Known as Connect SoCal, the draft plan is part of the Regional Transportation Plan/Sustainable Communities Strategy. SCAG is the nation’s largest metropolitan planning organization, representing six counties, 191 cities and more than 19 million residents.
It focuses on transportation and how it relates to land use, with a goal of reaching state greenhouse gas targets as a region. The state target is to reach 19% below the greenhouse gas numbers per capita of 2005 by 2035.
A plan that meets that target means continued access to various state funding sources.
The focus in on sustainability, recognizing the baseline situations across the region and coming up with plans to improve things for the long term, Palmdale Transportation/Strategic Initiatives Manager Mike Behen said.
This means looking at ways to rethink about transportation, housing, economic development and the like while still adhering to the local general plans. For example, the plan looks at ways of clustering development around transportation, helping to make the need for individual drives shorter and less frequent and taking advantage of other means of transportation.
The population forecast used in developing the draft plan shows Palmdale’s residents increasing from approximately 158,000 in 2016 to 207,000 over the next 25 years, while the region grows from 18 million to 22 million residents.
For Palmdale, one key factor cities and the county are working on is increasing the availability of jobs locally, in order to reduce commutes and therefore long-distance transportation needs.
“If we can do that, it will get them off the freeway” and improve quality of life, Behen said. “It’s a game-changer.”
The draft plan includes an extensive list of transportation projects to help reach its goals, including a couple dozen for Palmdale and the rest of the Antelope Valley. Some of these, such as widening the Antelope Valley Freeway between Rancho Vista Boulevard (Avenue P) and Palmdale Boulevard and improvements to the off-ramps at those two streets, are already underway.
One of the key projects for Palmdale listed in the plan is the High Desert Corridor, a planned transportation route linking the Antelope Valley with Victor Valley, creating another east-west corridor to move goods and people.
The corridor plan, which has evolved over many years, has included a highway, high-speed rail, bikeway and green energy components. However, following a settlement of a lawsuit by an environmental group, the focus now is on the high-speed rail component as an extension for the Virgin Trains USA service from Las Vegas to Victorville.
“They decided to focus in on the realistic, what can really get built,” Behen said.

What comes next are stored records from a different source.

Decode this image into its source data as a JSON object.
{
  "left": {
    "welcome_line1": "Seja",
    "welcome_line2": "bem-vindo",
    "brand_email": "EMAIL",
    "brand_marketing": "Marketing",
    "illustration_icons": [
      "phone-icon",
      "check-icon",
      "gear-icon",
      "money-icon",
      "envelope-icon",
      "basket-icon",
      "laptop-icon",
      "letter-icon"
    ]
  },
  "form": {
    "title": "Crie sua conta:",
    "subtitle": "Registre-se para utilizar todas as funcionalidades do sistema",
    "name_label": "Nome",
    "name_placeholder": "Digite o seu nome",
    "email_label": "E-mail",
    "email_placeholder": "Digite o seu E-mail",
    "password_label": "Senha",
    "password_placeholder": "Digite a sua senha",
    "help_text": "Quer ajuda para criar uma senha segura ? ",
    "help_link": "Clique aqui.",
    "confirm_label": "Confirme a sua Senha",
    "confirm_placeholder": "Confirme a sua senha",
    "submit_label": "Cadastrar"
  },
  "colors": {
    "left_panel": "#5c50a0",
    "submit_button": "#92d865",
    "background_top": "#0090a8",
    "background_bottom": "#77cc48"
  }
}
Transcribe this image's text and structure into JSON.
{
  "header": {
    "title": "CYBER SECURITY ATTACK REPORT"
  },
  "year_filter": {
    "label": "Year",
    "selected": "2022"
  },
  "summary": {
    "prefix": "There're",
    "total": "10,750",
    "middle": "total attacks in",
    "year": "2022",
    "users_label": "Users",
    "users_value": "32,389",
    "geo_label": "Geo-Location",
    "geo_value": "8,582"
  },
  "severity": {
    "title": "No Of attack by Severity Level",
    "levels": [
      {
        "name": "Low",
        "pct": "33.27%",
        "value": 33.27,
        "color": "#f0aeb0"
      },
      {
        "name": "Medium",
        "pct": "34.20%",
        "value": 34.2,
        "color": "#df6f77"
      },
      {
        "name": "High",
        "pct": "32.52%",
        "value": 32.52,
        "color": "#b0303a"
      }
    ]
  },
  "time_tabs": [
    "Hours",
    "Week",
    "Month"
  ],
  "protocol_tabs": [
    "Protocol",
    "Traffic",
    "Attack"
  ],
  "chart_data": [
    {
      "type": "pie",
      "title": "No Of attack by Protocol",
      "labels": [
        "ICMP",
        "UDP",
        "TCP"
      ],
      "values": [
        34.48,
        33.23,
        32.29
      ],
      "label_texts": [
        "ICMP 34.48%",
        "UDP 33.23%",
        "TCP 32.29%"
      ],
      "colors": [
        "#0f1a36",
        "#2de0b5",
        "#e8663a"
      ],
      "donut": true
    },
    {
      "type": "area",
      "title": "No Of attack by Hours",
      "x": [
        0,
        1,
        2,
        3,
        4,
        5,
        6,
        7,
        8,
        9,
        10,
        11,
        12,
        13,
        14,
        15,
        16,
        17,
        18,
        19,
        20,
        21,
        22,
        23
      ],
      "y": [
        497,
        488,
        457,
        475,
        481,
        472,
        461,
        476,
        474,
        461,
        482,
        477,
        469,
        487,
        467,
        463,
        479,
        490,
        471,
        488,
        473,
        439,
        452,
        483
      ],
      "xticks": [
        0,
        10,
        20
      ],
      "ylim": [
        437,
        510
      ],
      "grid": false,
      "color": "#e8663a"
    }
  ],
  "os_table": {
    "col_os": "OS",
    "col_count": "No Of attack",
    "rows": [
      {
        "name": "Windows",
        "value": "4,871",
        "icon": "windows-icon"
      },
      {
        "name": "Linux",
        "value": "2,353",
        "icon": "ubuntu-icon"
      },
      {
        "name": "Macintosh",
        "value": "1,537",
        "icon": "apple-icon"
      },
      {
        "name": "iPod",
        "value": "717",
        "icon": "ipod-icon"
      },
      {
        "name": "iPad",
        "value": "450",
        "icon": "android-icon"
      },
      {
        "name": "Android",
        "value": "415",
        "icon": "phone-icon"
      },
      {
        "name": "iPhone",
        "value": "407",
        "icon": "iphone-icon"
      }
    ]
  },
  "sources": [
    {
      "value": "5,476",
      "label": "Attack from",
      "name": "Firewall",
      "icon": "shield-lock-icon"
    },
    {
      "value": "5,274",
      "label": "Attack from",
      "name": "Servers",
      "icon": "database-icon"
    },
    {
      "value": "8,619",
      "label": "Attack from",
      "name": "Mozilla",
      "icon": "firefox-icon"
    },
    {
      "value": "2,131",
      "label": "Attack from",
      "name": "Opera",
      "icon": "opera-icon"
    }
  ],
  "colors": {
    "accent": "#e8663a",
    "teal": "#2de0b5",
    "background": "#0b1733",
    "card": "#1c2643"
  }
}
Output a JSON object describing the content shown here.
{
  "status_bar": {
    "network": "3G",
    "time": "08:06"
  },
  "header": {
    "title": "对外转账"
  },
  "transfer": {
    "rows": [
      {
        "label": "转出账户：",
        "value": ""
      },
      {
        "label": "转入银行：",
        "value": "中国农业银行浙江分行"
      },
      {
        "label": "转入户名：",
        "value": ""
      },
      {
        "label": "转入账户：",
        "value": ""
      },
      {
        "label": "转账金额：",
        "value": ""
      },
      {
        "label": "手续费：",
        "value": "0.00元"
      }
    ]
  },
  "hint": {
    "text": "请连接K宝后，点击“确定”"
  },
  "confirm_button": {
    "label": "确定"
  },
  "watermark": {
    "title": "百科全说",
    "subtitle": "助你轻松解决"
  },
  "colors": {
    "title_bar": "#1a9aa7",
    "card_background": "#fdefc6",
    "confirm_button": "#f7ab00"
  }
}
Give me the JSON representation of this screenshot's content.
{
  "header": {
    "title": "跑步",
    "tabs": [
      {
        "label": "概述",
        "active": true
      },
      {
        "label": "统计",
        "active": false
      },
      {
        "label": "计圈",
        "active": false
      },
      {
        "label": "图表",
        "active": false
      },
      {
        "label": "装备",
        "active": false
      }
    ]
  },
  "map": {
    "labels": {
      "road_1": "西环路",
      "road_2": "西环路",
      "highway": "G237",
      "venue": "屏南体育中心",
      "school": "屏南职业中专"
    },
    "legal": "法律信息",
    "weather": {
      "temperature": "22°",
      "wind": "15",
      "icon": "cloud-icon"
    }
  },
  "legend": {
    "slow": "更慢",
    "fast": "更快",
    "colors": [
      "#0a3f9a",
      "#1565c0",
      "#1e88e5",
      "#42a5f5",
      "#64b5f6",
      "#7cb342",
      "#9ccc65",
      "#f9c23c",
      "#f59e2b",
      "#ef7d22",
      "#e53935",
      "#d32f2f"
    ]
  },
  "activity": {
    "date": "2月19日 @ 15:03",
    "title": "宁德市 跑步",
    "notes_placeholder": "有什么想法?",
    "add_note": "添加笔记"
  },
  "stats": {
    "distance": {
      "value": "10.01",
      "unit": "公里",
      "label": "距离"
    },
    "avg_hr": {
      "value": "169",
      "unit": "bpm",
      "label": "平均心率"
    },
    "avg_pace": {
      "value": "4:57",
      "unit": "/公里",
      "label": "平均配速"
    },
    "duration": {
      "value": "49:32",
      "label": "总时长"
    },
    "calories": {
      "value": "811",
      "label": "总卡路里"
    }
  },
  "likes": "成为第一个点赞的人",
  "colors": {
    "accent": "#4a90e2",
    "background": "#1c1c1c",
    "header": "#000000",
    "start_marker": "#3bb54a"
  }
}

The Connect SoCal draft plan includes $270 million for purchase of rights of way along the Los Angeles County portion of the route. Funding is still sought on the San Bernardino County side, as well as the future construction costs.
“It’s a good thing to have in there. It’s supported within the region,” Behen said.
The plan also includes 10 projects totaling $200 million to improve the Antelope Valley Freeway access points between Avenue I and Palmdale Boulevard.
“Those improvements that are happening are transformational,” Behen said.
Items like improving the off-ramps at Rancho Vista and Palmdale boulevards will increase capacity and safety, eliminating the traffic that often backs up into the freeway lanes.
Related is a project to improve Palmdale Boulevard, which is State Route 138, between Fifth and 10th streets east, which will improve the railroad crossing at Sierra Highway as well.
Palmdale transportation and planning officials are still reviewing the draft for specific impacts to the city.
The draft plan may be found at connectsocal.org. Comments on the draft plan will be accepted until Jan. 24.